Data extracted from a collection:
────────────────────

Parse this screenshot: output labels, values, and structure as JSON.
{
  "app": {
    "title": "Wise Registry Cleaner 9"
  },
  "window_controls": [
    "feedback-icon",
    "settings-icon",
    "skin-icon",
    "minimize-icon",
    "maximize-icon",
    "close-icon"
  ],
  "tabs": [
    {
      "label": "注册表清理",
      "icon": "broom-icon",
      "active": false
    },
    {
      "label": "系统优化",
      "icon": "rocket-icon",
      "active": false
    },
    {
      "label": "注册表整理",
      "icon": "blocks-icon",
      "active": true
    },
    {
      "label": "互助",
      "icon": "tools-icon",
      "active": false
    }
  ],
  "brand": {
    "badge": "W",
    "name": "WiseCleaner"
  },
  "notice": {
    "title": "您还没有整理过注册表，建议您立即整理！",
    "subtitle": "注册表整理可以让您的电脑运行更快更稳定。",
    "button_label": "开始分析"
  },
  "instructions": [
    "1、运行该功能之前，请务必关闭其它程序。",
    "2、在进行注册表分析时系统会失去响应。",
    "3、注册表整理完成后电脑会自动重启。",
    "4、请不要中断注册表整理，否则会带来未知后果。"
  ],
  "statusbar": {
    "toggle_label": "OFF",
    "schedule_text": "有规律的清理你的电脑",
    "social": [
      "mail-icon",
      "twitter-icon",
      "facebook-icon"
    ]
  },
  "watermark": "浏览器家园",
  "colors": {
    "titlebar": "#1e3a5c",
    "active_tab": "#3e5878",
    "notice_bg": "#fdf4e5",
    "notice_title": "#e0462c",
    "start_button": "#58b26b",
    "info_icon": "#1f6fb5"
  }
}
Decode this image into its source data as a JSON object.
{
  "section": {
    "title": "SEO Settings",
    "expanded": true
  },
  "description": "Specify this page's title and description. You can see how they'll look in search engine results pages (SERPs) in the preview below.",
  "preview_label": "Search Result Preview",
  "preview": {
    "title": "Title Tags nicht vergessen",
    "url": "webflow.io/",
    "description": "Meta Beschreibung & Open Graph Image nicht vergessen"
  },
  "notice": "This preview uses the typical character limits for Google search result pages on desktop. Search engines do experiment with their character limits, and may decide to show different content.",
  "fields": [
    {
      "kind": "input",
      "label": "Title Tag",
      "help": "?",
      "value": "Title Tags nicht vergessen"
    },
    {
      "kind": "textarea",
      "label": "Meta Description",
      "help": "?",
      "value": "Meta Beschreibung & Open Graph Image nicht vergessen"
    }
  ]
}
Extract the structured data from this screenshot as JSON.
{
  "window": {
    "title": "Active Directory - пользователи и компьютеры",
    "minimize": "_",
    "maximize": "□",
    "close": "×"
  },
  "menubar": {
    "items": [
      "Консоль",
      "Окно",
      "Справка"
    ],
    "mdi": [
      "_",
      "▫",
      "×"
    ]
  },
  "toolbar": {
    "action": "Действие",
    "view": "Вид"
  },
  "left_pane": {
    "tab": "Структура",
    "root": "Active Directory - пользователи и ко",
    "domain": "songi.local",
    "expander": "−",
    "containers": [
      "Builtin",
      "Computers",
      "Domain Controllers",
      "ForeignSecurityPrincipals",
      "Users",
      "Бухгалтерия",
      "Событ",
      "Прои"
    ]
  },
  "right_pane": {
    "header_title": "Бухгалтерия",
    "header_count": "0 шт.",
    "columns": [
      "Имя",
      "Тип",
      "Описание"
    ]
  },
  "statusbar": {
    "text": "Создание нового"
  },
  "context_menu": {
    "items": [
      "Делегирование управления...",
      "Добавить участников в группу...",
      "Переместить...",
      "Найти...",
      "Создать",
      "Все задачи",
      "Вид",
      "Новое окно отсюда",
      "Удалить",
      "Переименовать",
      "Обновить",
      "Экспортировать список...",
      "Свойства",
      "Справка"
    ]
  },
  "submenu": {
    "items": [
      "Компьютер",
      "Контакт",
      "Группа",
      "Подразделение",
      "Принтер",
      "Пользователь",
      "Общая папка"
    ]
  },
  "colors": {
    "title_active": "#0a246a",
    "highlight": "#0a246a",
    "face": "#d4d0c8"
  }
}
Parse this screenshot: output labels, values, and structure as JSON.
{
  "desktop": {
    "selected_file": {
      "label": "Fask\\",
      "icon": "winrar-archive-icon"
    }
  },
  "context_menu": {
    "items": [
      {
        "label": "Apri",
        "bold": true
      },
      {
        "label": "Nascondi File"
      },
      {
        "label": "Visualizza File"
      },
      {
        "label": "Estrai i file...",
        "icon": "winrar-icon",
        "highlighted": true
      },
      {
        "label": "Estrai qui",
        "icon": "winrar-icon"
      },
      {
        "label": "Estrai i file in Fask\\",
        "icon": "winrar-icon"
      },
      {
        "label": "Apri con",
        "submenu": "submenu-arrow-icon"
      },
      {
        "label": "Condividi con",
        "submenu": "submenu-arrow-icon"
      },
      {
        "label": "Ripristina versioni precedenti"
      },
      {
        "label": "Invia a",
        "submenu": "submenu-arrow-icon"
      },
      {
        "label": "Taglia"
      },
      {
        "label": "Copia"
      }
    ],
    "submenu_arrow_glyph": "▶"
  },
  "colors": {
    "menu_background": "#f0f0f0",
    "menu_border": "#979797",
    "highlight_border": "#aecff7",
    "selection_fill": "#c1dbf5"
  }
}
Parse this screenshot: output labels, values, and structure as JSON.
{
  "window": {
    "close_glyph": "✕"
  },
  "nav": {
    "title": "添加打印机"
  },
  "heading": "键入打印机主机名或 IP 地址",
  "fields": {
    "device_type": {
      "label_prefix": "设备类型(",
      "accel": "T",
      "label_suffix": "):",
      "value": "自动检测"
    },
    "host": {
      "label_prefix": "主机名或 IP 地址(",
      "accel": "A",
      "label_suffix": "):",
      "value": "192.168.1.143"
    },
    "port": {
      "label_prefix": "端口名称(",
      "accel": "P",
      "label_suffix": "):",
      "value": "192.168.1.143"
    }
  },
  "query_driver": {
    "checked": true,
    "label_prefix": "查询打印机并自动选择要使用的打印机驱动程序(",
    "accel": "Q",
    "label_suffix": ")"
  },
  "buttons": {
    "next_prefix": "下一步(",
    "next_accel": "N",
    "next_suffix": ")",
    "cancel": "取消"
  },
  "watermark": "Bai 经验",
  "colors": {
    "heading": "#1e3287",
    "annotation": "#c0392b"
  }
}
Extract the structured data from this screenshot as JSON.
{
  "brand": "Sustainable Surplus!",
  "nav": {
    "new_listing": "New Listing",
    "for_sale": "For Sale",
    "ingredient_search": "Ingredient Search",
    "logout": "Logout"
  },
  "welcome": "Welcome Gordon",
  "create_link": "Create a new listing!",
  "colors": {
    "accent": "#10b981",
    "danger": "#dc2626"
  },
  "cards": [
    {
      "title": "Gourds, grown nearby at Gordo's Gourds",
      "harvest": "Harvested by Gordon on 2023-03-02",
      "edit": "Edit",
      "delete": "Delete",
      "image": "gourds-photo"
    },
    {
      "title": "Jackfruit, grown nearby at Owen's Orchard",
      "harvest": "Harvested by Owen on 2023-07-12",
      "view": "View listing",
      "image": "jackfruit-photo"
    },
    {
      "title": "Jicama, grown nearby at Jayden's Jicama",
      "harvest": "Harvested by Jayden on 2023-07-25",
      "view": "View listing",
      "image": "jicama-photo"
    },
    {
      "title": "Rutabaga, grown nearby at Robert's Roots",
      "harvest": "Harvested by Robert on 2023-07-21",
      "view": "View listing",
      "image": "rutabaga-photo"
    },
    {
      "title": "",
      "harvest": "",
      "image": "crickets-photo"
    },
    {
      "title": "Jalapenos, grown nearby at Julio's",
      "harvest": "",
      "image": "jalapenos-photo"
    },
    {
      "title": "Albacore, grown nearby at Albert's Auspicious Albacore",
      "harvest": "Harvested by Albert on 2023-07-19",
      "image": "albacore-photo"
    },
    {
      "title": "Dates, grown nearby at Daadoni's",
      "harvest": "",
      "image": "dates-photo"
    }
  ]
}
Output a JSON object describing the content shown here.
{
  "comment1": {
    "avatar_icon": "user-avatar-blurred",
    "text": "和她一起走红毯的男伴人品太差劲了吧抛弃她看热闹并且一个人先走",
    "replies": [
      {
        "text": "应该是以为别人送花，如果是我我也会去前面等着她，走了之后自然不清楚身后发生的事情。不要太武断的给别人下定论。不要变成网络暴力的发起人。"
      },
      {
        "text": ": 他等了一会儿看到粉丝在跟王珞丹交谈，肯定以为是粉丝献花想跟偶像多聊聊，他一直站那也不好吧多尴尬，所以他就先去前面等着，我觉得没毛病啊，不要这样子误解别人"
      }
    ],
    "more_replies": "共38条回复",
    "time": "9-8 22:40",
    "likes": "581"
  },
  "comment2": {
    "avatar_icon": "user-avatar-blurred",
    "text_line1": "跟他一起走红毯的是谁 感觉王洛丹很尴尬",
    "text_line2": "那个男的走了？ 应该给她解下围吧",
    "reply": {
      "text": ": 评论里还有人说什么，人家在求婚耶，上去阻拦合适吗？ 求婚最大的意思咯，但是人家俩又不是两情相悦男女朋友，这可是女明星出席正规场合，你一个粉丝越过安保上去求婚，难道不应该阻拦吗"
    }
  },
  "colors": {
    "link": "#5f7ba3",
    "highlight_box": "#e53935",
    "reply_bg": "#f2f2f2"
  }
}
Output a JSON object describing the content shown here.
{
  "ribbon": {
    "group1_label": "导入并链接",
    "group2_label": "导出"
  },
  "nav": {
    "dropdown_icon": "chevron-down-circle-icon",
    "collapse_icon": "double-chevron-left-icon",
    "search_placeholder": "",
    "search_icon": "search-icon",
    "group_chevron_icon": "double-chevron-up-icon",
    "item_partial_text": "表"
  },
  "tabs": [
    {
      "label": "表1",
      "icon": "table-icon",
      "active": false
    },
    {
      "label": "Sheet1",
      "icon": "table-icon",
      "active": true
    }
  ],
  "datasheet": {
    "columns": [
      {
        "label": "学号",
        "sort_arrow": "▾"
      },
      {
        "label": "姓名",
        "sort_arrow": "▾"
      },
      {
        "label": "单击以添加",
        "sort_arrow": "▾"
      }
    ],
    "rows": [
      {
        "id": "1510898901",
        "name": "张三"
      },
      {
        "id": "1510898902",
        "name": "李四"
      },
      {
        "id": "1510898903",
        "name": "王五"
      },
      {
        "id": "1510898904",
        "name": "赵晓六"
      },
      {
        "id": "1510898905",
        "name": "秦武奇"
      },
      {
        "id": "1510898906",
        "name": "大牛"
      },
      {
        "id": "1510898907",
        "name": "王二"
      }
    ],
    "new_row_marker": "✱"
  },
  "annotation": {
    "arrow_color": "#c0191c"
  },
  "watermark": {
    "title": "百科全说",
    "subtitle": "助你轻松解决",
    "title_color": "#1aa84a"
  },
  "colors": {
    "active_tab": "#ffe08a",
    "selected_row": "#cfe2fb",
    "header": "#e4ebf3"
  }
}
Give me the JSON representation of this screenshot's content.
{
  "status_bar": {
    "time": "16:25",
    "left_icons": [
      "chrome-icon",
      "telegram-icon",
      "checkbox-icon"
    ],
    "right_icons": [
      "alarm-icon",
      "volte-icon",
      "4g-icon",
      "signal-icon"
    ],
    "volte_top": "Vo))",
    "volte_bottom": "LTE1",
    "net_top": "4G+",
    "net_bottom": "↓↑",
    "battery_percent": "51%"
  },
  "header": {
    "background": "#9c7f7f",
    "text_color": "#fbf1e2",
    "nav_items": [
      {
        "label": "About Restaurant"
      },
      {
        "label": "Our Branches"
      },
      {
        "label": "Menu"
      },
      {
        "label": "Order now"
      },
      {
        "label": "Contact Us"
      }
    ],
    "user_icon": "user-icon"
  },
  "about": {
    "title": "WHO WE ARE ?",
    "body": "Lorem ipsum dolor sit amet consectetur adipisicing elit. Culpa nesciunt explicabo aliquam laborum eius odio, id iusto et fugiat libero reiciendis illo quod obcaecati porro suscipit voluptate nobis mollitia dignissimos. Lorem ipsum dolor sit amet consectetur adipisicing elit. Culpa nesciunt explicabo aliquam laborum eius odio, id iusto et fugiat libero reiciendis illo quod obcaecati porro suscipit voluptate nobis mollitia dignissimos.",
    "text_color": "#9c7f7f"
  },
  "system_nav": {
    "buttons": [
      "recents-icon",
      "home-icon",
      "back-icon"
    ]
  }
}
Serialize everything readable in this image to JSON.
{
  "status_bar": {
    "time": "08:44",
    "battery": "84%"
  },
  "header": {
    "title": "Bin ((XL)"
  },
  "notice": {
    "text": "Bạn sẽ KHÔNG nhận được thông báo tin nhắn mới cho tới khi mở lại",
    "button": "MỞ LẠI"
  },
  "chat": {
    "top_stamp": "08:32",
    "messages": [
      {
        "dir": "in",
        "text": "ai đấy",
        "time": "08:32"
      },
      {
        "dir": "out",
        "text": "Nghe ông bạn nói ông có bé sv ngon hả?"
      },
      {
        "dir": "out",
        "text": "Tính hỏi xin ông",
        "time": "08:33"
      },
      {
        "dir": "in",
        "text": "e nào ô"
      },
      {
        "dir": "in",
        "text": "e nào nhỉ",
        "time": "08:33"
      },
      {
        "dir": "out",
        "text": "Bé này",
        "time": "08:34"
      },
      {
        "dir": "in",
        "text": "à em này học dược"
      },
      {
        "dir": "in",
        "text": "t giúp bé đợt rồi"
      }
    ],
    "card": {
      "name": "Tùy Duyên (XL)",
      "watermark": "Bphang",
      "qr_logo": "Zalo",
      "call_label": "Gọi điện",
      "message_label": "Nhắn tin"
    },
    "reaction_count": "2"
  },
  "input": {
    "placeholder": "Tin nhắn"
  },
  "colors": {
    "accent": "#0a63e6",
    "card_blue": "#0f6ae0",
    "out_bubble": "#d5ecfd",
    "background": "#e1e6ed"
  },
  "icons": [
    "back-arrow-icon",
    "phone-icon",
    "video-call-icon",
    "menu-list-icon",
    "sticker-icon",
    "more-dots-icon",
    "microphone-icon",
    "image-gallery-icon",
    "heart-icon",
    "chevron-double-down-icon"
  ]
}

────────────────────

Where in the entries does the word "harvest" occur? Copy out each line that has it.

EXERCISE SOLUTION:
      "harvest": "Harvested by Gordon on 2023-03-02",
      "harvest": "Harvested by Owen on 2023-07-12",
      "harvest": "Harvested by Jayden on 2023-07-25",
      "harvest": "Harvested by Robert on 2023-07-21",
      "harvest": "",
      "harvest": "",
      "harvest": "Harvested by Albert on 2023-07-19",
      "harvest": "",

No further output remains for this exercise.